Feast features traditions for all ages
Last weekend the Portuguese American Club in Oak Bluffs was alive with the sounds of upbeat music; aromas of spicy sopa, marinated pork, and crisp fried dough; a crowd of happy revelers; and David Araujo's familiar voice coaxing bids for gargantuan lobsters and big rounds of Portuguese Sweet Bread. It was the Feast of the Holy Ghost, the traditional event that Islanders look forward to all year.
The noisy Saturday festivities and the mellow Sunday program with its parade, blessing of the crown, colorful folk dancers, and sopa free for everyone in honor of Queen Isabella of Portugal are all favorite parts of the two-day feast that began in 1941, soon after the Oak Bluffs clubhouse was built.
Tricia Bergeron, Madron or organizer of the feast and club president, said that the event is a true team effort. "There are a lot of volunteers and I can't thank them enough for what they do," she said. "There are dedicated ones who do it every year. It's all of us who do it, not just me."
A spirited affair where adult Islanders can put their work and worries aside for two carefree days, the event is a magical fun-fest for children too. Grown-ups head to the food tents, raffle tables, or to the bar for a cold beer to enjoy on the warm evening, or just sit under the big tent to socialize and watch.

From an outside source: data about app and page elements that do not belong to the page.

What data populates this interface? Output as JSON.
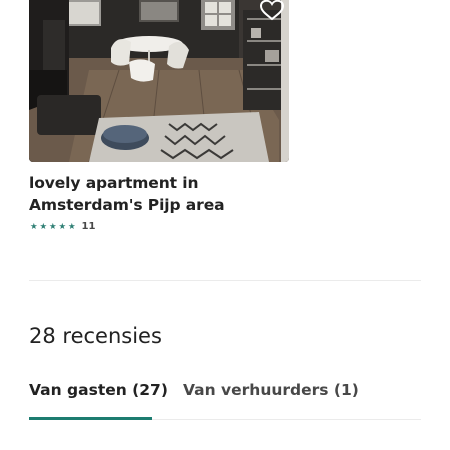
{
  "listing": {
    "title_line1": "lovely apartment in",
    "title_line2": "Amsterdam's Pijp area",
    "rating_stars": 5,
    "rating_count": "11",
    "photo_icon": "heart-icon"
  },
  "reviews": {
    "heading": "28 recensies",
    "tabs": [
      {
        "label": "Van gasten (27)",
        "active": true
      },
      {
        "label": "Van verhuurders (1)",
        "active": false
      }
    ]
  },
  "colors": {
    "accent": "#1c7c70",
    "star": "#2e7f74",
    "text": "#222222",
    "divider": "#ebebeb"
  }
}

But kids make a beeline for the game booths where they know the real fun and excitement are.
"Everyone goes away a winner!" promised Ray Blanchette, a game volunteer. "All the kids walk away happy with a smile on their face."

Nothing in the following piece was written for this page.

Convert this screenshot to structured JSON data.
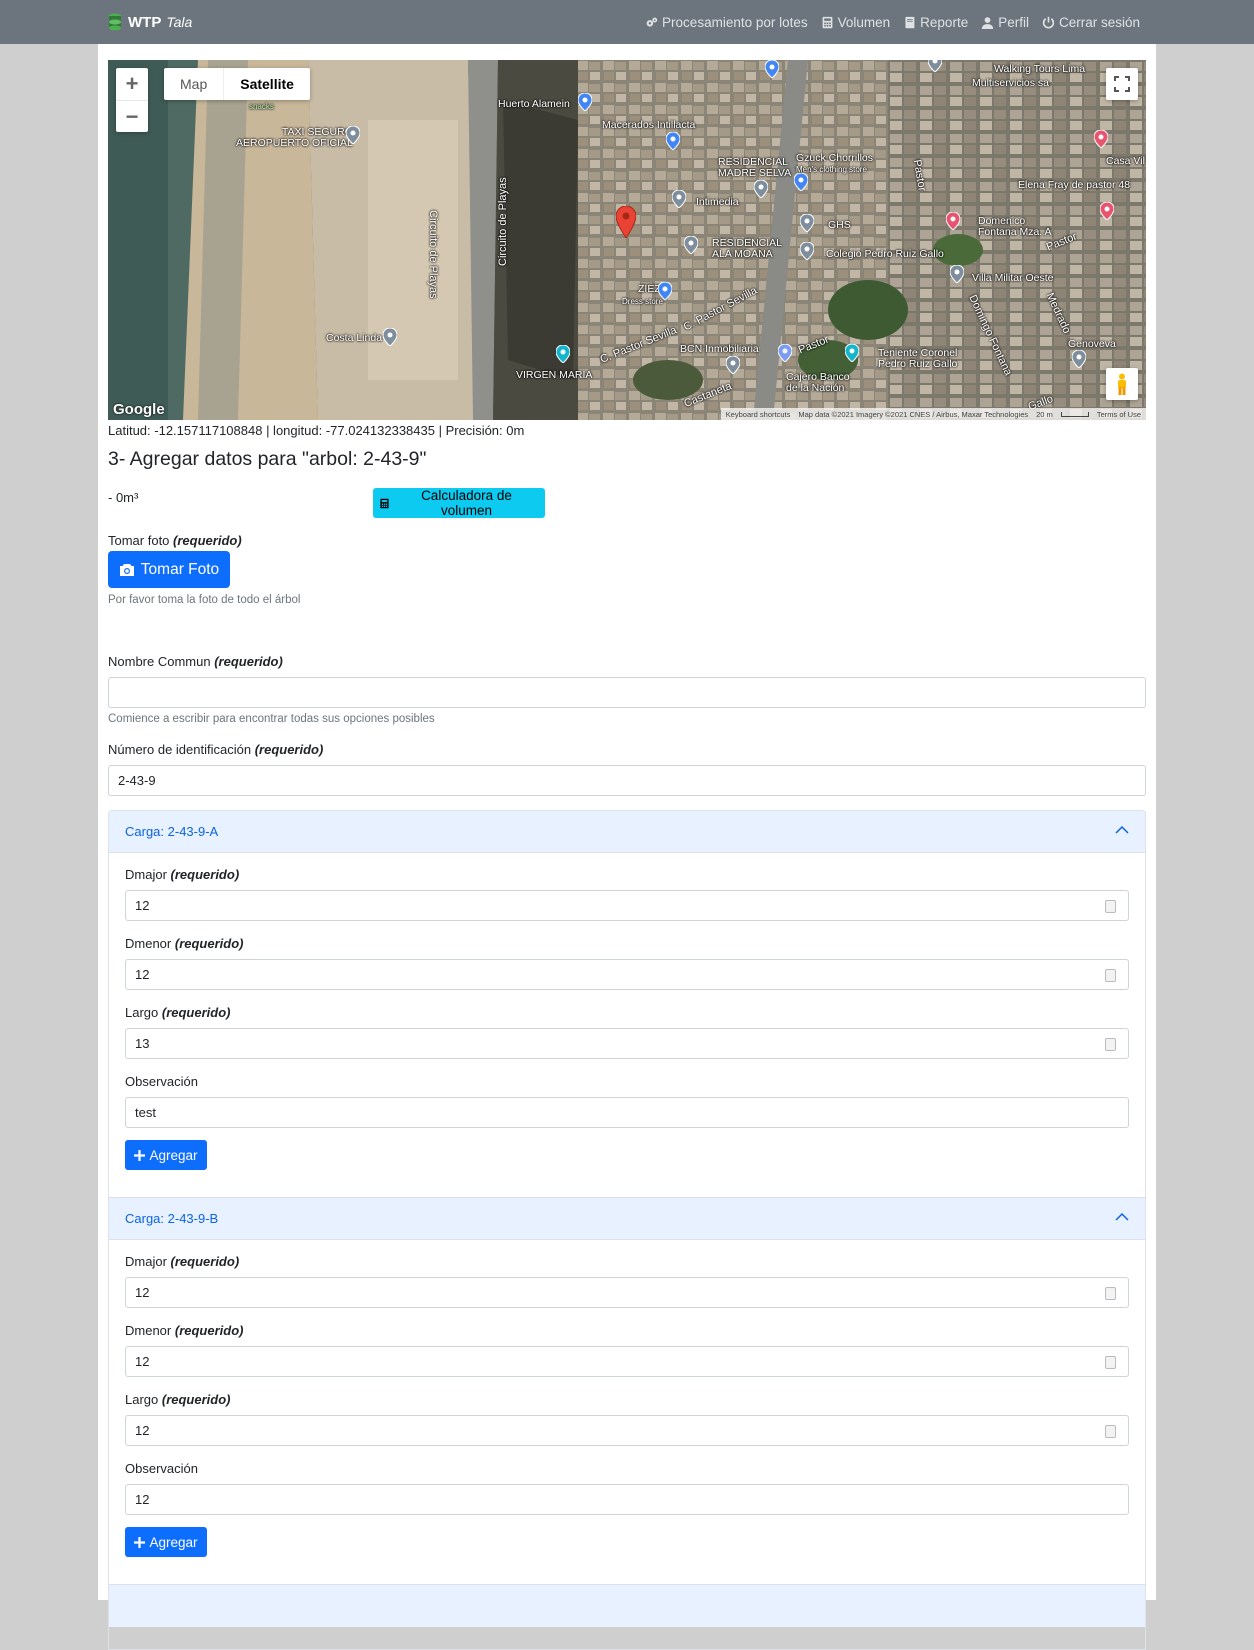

This year the games were in a new location, under a tent behind the main festival. Volunteers could hear sounds of music and auction bidding while keeping young patrons busy.
"The guys who built the booths busted their chops big time," said a grateful Linda Wood who has organized the games for the past three years. "They did that all in two days."
"Are you going to try?" Arthur Ferro gently encouraged a little girl in a plaid dress and sparkly flip-flops, as she accepted three darts and tried to hit the elusive little gold crown that was surrounded by silver ones on the board. "You win an alien paddle ball!" he announced as she went off with her prize.
"Here come the pros, they want the skateboard," Mr. Ferro laughed as two older boys approached. He laughed that the only two skateboards he'd given away so far were both to girls who hit the small gold crown when their boyfriends missed.
Next door, volunteers cheered the kids tossing small balls onto a table painted with colored circles to win tiny trinkets and grander prizes. Inflatables from lobsters to swords, King Kongs to red racecars, hung in a tantalizing display, captivating even the youngest children. Rubber ducklings bobbed happily in water at the third booth. Youngsters plucked them out to discover their prize. Elissa Decosta and Amber Willoughby, both 10, just opted for dunking their hands in the water.
"Whoops, it's a ducky jam up!" laughed Mike Delis, a club board member.
In his Ellsbury Red Sox shirt, nine-year old Anthony Cimeno had won an inflatable sofa but was determined to add a blown-up lobster to his haul. Ms. Wood orders early from off-Island carny suppliers so there will be enough bubbles, poppers, noisemakers, goofy hats, hula hoops and Mardi Gras beads for all.
Kaylee Tebo, nine, was throwing darts, determined to win a lava lamp. Ten-year-old Tabitha Oliver admitted she had "no clue" how many times she had played the dart game, her favorite.
On Sunday afternoon, youngsters including Katy Smith, 13, and William MacDonald got to help behind the counters, handing out prizes to lucky contestants. According to Ms. Bergeron, working at the game booths is a coveted job for young feastgoers.
"The kids do a great job," said club member Melinda Sylvia, who has volunteered at the games for many years. "It's for the kids and I love it. I like seeing the kids all excited when they win a prize."